**WORK ITEM**: When the word "PromptScreen" shows up in a line of the data below, copy that whole line.

**SUPPLIED DATA**:
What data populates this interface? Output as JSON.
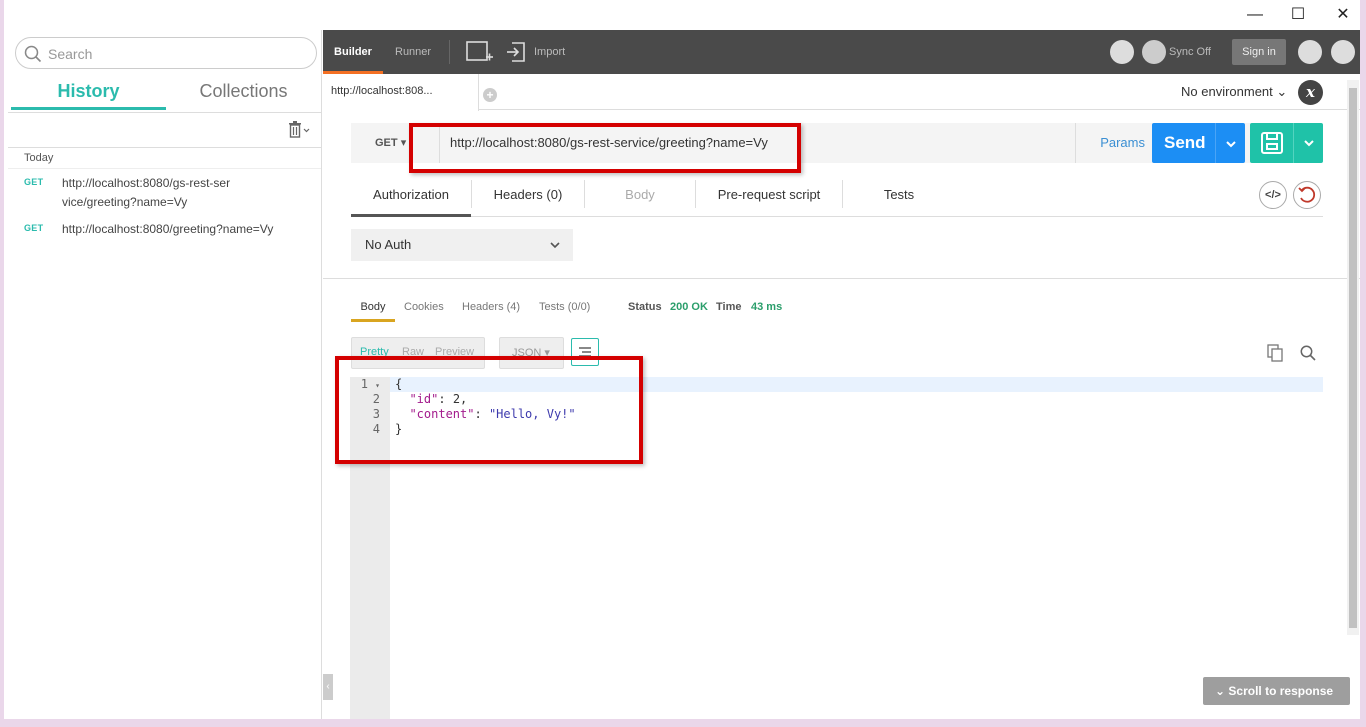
{
  "window": {
    "minimize": "—",
    "maximize": "☐",
    "close": "✕"
  },
  "sidebar": {
    "search_placeholder": "Search",
    "tabs": [
      {
        "label": "History",
        "active": true
      },
      {
        "label": "Collections",
        "active": false
      }
    ],
    "section": "Today",
    "history": [
      {
        "method": "GET",
        "url": "http://localhost:8080/gs-rest-service/greeting?name=Vy"
      },
      {
        "method": "GET",
        "url": "http://localhost:8080/greeting?name=Vy"
      }
    ]
  },
  "toolbar": {
    "builder": "Builder",
    "runner": "Runner",
    "import": "Import",
    "sync": "Sync Off",
    "signin": "Sign in"
  },
  "tabs": {
    "current": "http://localhost:808...",
    "add": "+",
    "environment": "No environment",
    "env_icon": "x"
  },
  "request": {
    "method": "GET",
    "url": "http://localhost:8080/gs-rest-service/greeting?name=Vy",
    "params": "Params",
    "send": "Send",
    "subtabs": [
      "Authorization",
      "Headers (0)",
      "Body",
      "Pre-request script",
      "Tests"
    ],
    "auth": "No Auth",
    "code_icon": "</>"
  },
  "response": {
    "tabs": [
      "Body",
      "Cookies",
      "Headers (4)",
      "Tests (0/0)"
    ],
    "status_label": "Status",
    "status_value": "200 OK",
    "time_label": "Time",
    "time_value": "43 ms",
    "views": [
      "Pretty",
      "Raw",
      "Preview"
    ],
    "format": "JSON",
    "lines": [
      "1",
      "2",
      "3",
      "4"
    ],
    "code": {
      "open": "{",
      "id_key": "\"id\"",
      "id_sep": ": ",
      "id_val": "2",
      "id_comma": ",",
      "content_key": "\"content\"",
      "content_sep": ": ",
      "content_val": "\"Hello, Vy!\"",
      "close": "}"
    },
    "scroll_to_response": "Scroll to response"
  },
  "colors": {
    "accent": "#2bbbad",
    "send": "#1c8ef4",
    "save": "#1fc2a8",
    "highlight": "#d40000",
    "toolbar": "#4a4a4a"
  }
}
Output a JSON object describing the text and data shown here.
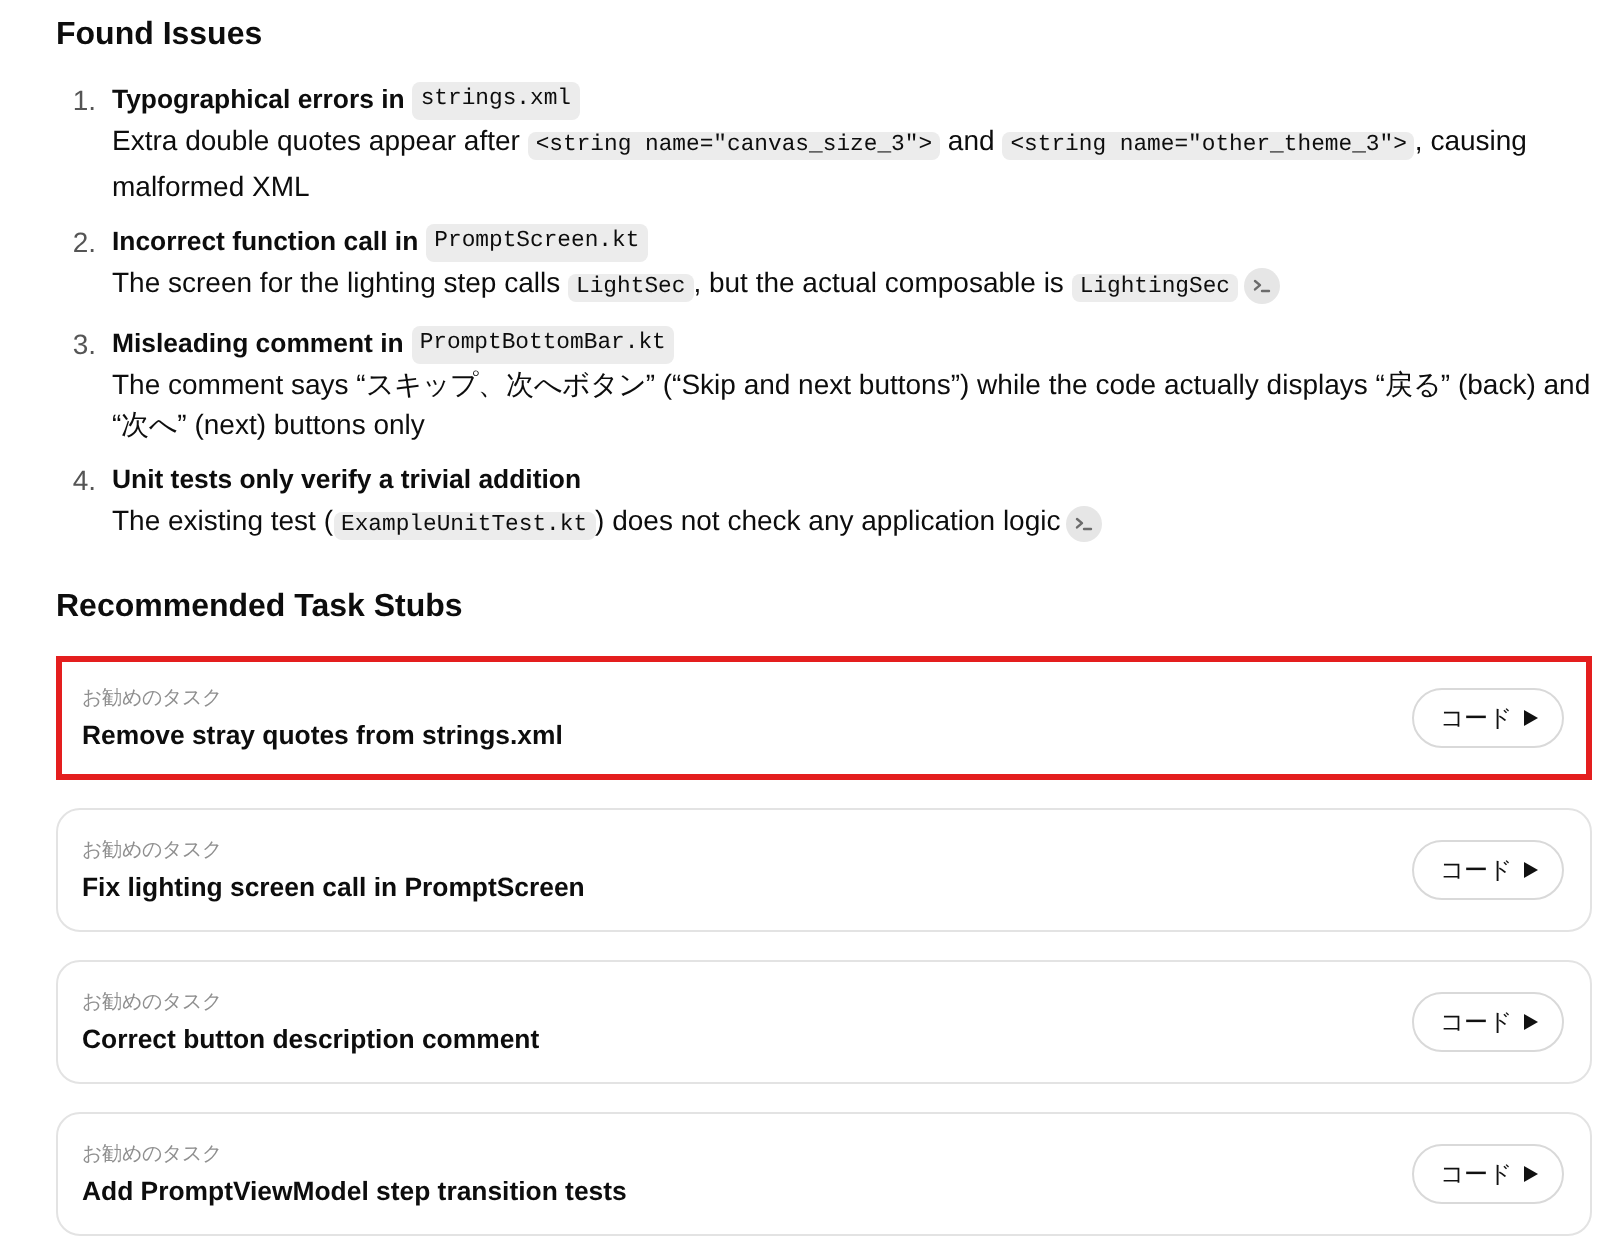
{
  "found_issues": {
    "heading": "Found Issues",
    "items": [
      {
        "number": "1.",
        "title": "Typographical errors in",
        "file": "strings.xml",
        "description": [
          {
            "kind": "text",
            "text": "Extra double quotes appear after "
          },
          {
            "kind": "code",
            "text": "<string name=\"canvas_size_3\">"
          },
          {
            "kind": "text",
            "text": " and "
          },
          {
            "kind": "code",
            "text": "<string name=\"other_theme_3\">"
          },
          {
            "kind": "text",
            "text": ", causing malformed XML"
          }
        ],
        "terminal": false
      },
      {
        "number": "2.",
        "title": "Incorrect function call in",
        "file": "PromptScreen.kt",
        "description": [
          {
            "kind": "text",
            "text": "The screen for the lighting step calls "
          },
          {
            "kind": "code",
            "text": "LightSec"
          },
          {
            "kind": "text",
            "text": ", but the actual composable is "
          },
          {
            "kind": "code",
            "text": "LightingSec"
          }
        ],
        "terminal": true
      },
      {
        "number": "3.",
        "title": "Misleading comment in",
        "file": "PromptBottomBar.kt",
        "description": [
          {
            "kind": "text",
            "text": "The comment says “スキップ、次へボタン” (“Skip and next buttons”) while the code actually displays “戻る” (back) and “次へ” (next) buttons only"
          }
        ],
        "terminal": false
      },
      {
        "number": "4.",
        "title": "Unit tests only verify a trivial addition",
        "description": [
          {
            "kind": "text",
            "text": "The existing test ("
          },
          {
            "kind": "code",
            "text": "ExampleUnitTest.kt"
          },
          {
            "kind": "text",
            "text": ") does not check any application logic"
          }
        ],
        "terminal": true
      }
    ]
  },
  "task_stubs": {
    "heading": "Recommended Task Stubs",
    "tasks": [
      {
        "label": "お勧めのタスク",
        "title": "Remove stray quotes from strings.xml",
        "button": "コード",
        "selected": true
      },
      {
        "label": "お勧めのタスク",
        "title": "Fix lighting screen call in PromptScreen",
        "button": "コード",
        "selected": false
      },
      {
        "label": "お勧めのタスク",
        "title": "Correct button description comment",
        "button": "コード",
        "selected": false
      },
      {
        "label": "お勧めのタスク",
        "title": "Add PromptViewModel step transition tests",
        "button": "コード",
        "selected": false
      }
    ]
  }
}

**EXPECTED ANSWER**:
        "file": "PromptScreen.kt",
        "title": "Fix lighting screen call in PromptScreen",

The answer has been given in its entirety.